I grew up in Houston, TX and studied sociology at The University of Texas at Austin. There, I was the editor-in-chief of the first ever undergraduate sociology research journal, Sociological Insight. Since then, I’ve been conducting research at Stanford University, where I’m currently a PhD candidate in sociology (expected in spring 2020). I also serve as a regional director on the American Voices Project, a 5,000-household nation-wide qualitative study run by Stanford’s Center on Poverty and Inequality.

My research focuses on the intersections of gender, family, and work. I’m interested in how men and women negotiate the division of paid work and household labor. I design survey experiments to understand public opinion on gender roles within the family and labor market.

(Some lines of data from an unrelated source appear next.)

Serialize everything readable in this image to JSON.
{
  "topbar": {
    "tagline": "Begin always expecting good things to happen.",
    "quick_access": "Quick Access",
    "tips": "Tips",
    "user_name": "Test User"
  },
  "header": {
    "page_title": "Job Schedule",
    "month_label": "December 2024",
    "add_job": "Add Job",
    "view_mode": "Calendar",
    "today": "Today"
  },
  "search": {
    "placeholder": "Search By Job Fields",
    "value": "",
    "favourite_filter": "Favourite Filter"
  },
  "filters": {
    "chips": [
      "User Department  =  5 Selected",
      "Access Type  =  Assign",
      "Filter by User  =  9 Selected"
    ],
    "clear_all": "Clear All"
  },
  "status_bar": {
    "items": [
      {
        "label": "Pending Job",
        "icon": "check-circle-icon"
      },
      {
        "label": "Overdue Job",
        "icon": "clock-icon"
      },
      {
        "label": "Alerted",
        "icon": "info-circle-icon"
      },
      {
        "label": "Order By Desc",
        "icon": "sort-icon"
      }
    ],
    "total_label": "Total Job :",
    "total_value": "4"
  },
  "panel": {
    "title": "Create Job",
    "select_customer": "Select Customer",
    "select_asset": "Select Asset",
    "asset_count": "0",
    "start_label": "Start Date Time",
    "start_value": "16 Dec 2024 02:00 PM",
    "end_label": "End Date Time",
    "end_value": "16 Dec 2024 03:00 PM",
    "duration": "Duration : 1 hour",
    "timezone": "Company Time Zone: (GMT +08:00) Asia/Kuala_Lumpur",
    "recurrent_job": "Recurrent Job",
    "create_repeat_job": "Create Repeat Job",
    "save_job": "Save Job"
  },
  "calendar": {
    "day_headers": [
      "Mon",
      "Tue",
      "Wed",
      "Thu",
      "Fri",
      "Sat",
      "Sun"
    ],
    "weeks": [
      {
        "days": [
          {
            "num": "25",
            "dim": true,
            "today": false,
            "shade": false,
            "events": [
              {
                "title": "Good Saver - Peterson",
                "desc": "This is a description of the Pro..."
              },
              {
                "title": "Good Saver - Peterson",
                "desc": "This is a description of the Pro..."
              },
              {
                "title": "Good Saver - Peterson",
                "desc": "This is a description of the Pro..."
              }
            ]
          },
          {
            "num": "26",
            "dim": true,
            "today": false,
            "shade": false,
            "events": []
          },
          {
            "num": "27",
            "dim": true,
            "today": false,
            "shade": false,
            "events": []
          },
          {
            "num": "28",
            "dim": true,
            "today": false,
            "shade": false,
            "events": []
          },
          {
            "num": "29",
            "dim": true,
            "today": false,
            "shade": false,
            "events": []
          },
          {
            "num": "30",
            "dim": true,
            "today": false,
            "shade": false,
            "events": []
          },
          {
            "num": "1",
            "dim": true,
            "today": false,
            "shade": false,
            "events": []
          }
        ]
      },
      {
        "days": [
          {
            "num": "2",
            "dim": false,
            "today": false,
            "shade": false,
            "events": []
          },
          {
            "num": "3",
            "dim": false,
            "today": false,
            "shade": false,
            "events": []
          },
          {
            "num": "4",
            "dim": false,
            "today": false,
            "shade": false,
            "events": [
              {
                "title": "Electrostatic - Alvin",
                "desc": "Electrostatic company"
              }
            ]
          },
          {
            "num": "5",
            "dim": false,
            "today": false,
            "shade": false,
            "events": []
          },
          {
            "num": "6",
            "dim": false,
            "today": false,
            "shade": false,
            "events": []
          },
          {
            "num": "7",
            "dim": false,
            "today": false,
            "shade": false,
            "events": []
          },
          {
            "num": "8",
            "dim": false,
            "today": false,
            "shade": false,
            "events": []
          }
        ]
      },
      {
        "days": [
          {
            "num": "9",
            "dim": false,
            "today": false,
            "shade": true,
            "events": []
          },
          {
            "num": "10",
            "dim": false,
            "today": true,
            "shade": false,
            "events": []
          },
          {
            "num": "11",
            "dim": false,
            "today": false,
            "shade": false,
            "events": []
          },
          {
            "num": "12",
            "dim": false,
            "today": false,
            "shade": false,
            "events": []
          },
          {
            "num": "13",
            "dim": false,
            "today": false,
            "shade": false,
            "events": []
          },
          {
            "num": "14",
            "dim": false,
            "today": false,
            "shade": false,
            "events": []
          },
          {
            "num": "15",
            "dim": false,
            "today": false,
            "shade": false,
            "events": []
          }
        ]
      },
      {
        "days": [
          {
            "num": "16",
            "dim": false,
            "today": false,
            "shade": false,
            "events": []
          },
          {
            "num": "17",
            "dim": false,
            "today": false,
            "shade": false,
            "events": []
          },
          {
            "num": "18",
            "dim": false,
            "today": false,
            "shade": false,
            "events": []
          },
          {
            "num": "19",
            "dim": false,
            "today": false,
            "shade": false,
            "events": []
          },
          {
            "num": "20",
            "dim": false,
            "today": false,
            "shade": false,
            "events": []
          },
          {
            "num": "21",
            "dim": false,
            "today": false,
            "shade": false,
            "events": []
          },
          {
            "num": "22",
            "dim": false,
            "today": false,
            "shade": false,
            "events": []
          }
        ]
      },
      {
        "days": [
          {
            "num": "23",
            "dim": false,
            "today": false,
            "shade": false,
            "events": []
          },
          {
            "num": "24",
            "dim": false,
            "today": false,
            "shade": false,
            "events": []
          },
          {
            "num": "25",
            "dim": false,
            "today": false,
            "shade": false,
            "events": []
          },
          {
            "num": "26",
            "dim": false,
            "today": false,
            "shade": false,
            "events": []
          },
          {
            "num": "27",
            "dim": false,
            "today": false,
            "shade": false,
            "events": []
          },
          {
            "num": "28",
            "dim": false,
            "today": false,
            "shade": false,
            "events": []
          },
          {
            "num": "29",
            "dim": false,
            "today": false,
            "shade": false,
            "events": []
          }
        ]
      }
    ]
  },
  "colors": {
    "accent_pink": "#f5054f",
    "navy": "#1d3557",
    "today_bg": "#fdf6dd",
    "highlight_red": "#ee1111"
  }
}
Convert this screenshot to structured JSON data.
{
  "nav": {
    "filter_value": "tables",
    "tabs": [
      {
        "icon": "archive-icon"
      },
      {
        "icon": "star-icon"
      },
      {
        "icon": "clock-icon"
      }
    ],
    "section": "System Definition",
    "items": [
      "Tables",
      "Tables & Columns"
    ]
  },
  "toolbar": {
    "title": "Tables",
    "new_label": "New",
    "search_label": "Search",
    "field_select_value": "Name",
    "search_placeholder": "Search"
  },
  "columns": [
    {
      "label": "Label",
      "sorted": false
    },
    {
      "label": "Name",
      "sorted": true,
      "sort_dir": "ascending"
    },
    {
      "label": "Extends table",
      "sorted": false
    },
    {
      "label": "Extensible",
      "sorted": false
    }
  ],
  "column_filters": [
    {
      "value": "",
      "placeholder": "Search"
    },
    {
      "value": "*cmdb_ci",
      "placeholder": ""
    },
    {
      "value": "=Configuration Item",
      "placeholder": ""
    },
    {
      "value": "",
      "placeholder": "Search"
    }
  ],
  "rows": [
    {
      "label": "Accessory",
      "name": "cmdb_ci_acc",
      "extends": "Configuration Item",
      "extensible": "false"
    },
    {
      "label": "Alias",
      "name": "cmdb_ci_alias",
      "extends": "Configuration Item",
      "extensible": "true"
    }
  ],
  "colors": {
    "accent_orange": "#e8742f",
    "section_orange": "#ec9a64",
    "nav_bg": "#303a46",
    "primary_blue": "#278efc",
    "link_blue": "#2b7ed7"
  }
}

I’ve also done research on gender roles in same-sex and different-sex romantic relationships, looking at variation in relationship transitions and sexual behavior.

Last year, I was a graduate fellow at Stanford’s Clayman Institute for Gender Research and the Institute for Research in the Social Sciences (IRiSS). I’ve also worked with Professor Michael Rosenfeld in collecting qualitative and quantitative data on romantic relationships, through the project How Couples Meet and Stay Together (HCMST). Additionally, I’ve been involved in a number of interdisciplinary research groups, including the Laboratory for the Study of American Values, led by Professors Paul Sniderman and Mike Tomz, and the Political Psychology Research Group (PPRG), led by Professor Jon Krosnick.

My work has been supported with funding from the Stanford Center on Poverty and Inequality (CPI) as well as Stanford’s Diversity Dissertation Research Opportunity (DDRO) and Graduate Research Opportunity (GRO).